To show his "solidarity," Isaacs (a burly, chain-smoking Long Island native who recently completed a two-year stint as a combat medic in the U.S. Army) took out his chai pendant, the Jewish symbol of life.
Within minutes, a stranger with an Israeli accent approached Isaacs, 26, asking him if he was Jewish and if he wanted to go to Israel for free.
With Israeli Prime Minister Ariel Sharon's Likud Party seen cruising to victory in Tuesday's national election, political pundits speculated on how Sharon was going to form the unity government he prefers with the Labor Party, whose leader has vowed to remain in opposition.
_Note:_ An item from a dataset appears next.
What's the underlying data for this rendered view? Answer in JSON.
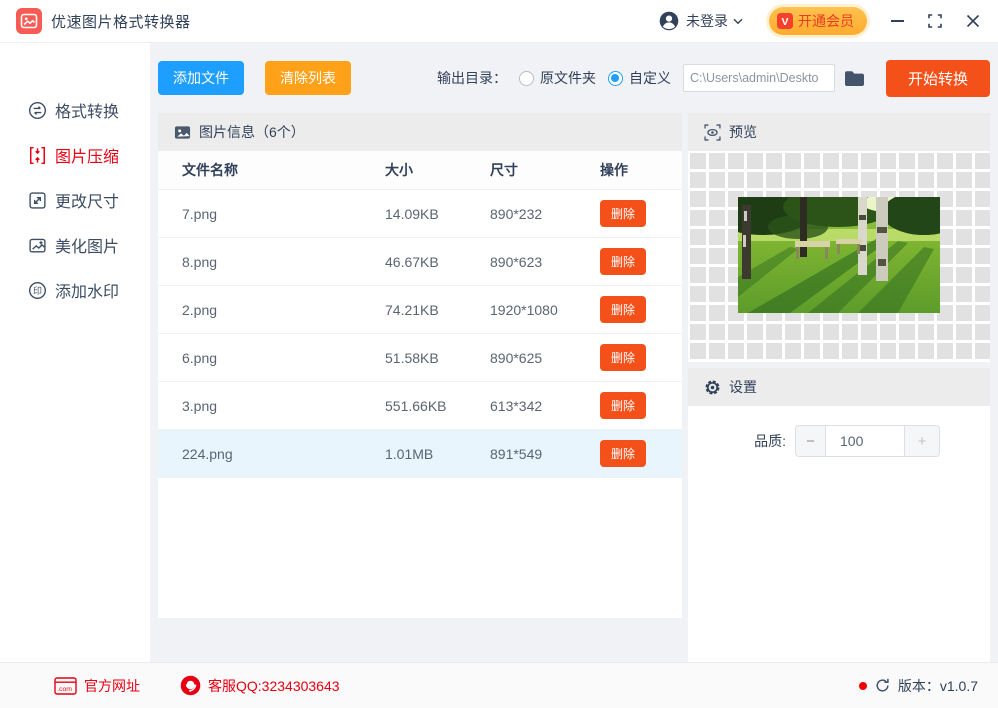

Jerusalem: Negist Mengesha's first venture in Israeli politics ended poorly. She ran in the 1994 Knesset elections on the slate of a small women's party, none of whose candidates were elected.
Next week, Mengesha is a candidate again, No.15 on the slate of the Meretz party. If elected, she will become the first Ethiopian Jewish woman to serve in the Knesset.
"I am not only a symbol" of one immigrant group's progress in Israeli society, she says. "My intention is to win."
In a last-ditch effort to block Prime Minister Ariel Sharon from being able to form a new government after the Jan. 28 election, Labor Party leaders pledged this week not to rejoin him in another unity government.
As Israelis buried their dead following back-to-back Palestinian suicide bombings Sunday in Tel Aviv that killed 22 bystanders (seven of them foreign workers) political campaign commercials began running on Israel TV Tuesday night and analysts wondered how the terror attack and new political scandals would impact the Jan. 28 national election.
Charges that members of the Likud Partyís Central Committee sold their votes for cash and other favors in this month's primary (and to a lesser extent allegations of voting irregularities in the Labor Party primary) have rocked the Israeli electorate, with one poll showing that one-fifth of Israelis plan to change their vote because of it.